Apuron has recourse to further due process if he chooses to respond to child sexual abuse cases filed against him in civil courts. Apuron would have to need Rome's permission to return to Guam, Pereda said.

"He's still a bishop because he hasn't been laicized or defrocked," Pereda said. "But he's no longer a bishop who has any standing, any position of power. That's a major consequence."

Pereda said any belief the verdict can still be changed or overturned defies reality. He said those who are blindly loyal and supportive of Apuron will minimize the tribunal's verdict and sentence.

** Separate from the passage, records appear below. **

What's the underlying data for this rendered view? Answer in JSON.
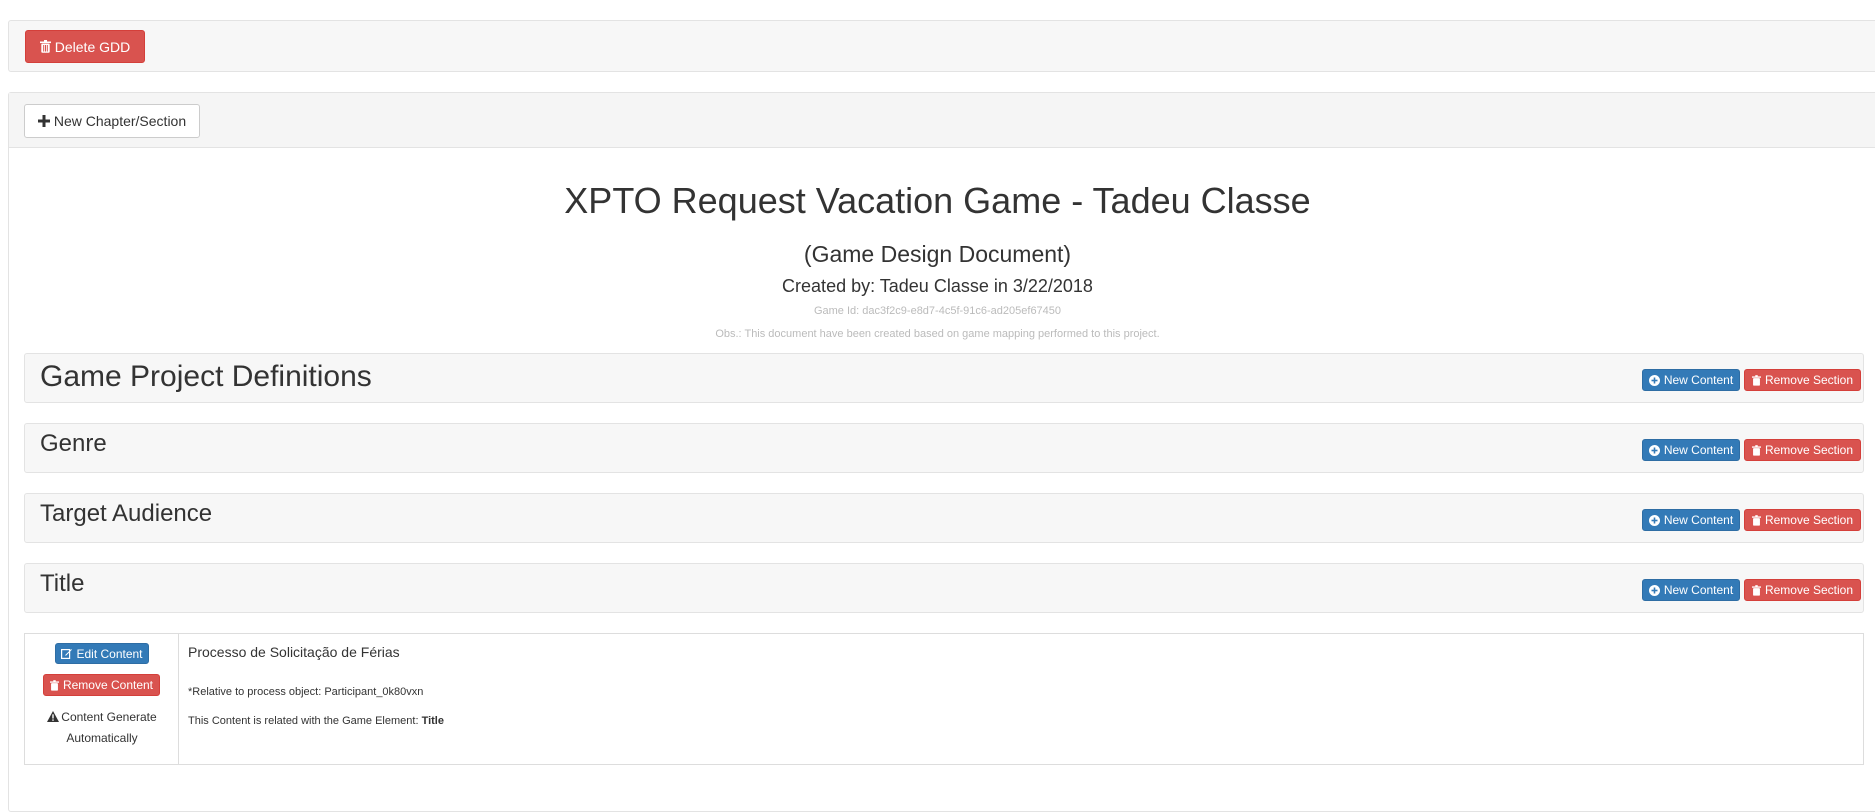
{
  "top_bar": {
    "delete_gdd_label": "Delete GDD"
  },
  "main": {
    "new_chapter_label": "New Chapter/Section",
    "title": "XPTO Request Vacation Game - Tadeu Classe",
    "subtitle": "(Game Design Document)",
    "created_by": "Created by: Tadeu Classe in 3/22/2018",
    "game_id": "Game Id: dac3f2c9-e8d7-4c5f-91c6-ad205ef67450",
    "obs": "Obs.: This document have been created based on game mapping performed to this project."
  },
  "sections": [
    {
      "title": "Game Project Definitions",
      "new_content_label": "New Content",
      "remove_section_label": "Remove Section"
    },
    {
      "title": "Genre",
      "new_content_label": "New Content",
      "remove_section_label": "Remove Section"
    },
    {
      "title": "Target Audience",
      "new_content_label": "New Content",
      "remove_section_label": "Remove Section"
    },
    {
      "title": "Title",
      "new_content_label": "New Content",
      "remove_section_label": "Remove Section"
    }
  ],
  "content": {
    "edit_label": "Edit Content",
    "remove_label": "Remove Content",
    "auto_line1": "Content Generate",
    "auto_line2": "Automatically",
    "text": "Processo de Solicitação de Férias",
    "relative": "*Relative to process object: Participant_0k80vxn",
    "related_prefix": "This Content is related with the Game Element: ",
    "related_element": "Title"
  },
  "colors": {
    "danger": "#d9534f",
    "primary": "#337ab7",
    "panel": "#f7f7f7"
  },
  "icons": {
    "trash": "trash-icon",
    "plus": "plus-icon",
    "plus_circle": "plus-circle-icon",
    "edit": "edit-icon",
    "warning": "warning-icon"
  }
}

Canon law expert Patrick Wall, a former Catholic priest and Benedictine monk who left the ministry in 1998, believes the Vatican, for civil legal reasons, backed off child sexual abuse and proceeded on solicitation because it gets the same final result but also doesn't trigger civil liability for the hundreds of cases on Guam.

Marked a new era

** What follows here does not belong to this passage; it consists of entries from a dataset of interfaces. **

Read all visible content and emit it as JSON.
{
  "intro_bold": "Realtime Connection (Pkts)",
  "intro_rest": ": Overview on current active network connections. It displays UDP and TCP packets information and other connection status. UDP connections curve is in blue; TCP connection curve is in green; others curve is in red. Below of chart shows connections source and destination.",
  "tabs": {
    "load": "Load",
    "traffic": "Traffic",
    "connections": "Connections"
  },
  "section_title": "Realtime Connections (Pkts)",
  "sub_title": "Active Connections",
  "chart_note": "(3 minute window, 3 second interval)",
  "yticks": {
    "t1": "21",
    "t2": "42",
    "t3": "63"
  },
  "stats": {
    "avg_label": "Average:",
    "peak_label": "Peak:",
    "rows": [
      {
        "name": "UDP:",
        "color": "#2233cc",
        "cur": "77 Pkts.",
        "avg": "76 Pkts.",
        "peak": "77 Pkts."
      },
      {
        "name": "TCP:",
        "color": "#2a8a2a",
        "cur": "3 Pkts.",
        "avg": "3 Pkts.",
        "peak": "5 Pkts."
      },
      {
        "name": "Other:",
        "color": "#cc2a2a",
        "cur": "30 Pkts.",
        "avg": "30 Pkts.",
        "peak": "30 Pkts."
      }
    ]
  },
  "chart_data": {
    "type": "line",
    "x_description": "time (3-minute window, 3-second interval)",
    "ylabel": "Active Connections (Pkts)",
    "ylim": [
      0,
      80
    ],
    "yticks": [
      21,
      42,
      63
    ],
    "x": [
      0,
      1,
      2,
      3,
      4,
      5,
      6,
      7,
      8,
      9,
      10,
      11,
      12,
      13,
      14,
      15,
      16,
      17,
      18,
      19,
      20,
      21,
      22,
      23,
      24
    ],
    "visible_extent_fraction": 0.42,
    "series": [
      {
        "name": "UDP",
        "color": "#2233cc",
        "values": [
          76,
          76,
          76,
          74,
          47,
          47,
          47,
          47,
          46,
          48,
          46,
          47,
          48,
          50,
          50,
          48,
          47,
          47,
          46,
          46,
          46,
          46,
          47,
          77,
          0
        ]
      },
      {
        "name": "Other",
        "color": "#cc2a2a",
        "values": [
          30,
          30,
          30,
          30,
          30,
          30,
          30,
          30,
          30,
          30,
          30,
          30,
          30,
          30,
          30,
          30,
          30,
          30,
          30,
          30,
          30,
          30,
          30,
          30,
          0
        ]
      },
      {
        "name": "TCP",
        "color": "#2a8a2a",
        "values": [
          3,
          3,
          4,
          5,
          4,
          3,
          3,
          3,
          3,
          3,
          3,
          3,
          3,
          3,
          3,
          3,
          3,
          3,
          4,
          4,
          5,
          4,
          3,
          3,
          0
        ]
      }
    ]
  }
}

The Vatican's guilty verdict and sentence marked a new era for the Catholic Church on Guam, Pereda said. He said Archbishop Michael Jude Byrnes is now the head of the church on Guam and he doesn't see that changing.

"So that's a new chapter going forward in the Catholic Church. And I think a lot of changes have been made since Archbishop Byrnes has taken over, a lot of positive changes, and I believe that that would continue," Pereda said.

Pereda also said while it's evident Apuron will likely be perceived historically as a disgraced prelate, it's hoped the former archbishop would prayerfully come to terms with his wrongful behavior and accept responsibility for his actions, as well as the consequences.

"In charity, he deserves the opportunity to make amends and become penitent and remorseful so that he can come to peace with himself and with God," Pereda wrote.

Apuron still receives a $1,500 monthly stipend from the archdiocese. This is known in church terms as decent support, the archdiocese said.

Status hearing

The archdiocese has acknowledged the abuses committed by clergy and strengthened its policies on the protection of children. The archdiocese and others named as defendants in clergy sex abuse lawsuits are pursuing mediation with the accusers, including those accusing Apuron.

Pereda said he never imagined there were about 170 cases of child sex abuse involving Catholic clergy on Guam. He said the lifting of the statute of limitation gave victims a voice to be heard.

On June 5, U.S. District Court of Guam Chief Judge Frances Tydingco-Gatewood and Superior Court of Guam Judge Michael Bordallo will hold a joint status hearing on the cases.


Any original material on these pages is copyright © 2004. Reproduce freely with attribution.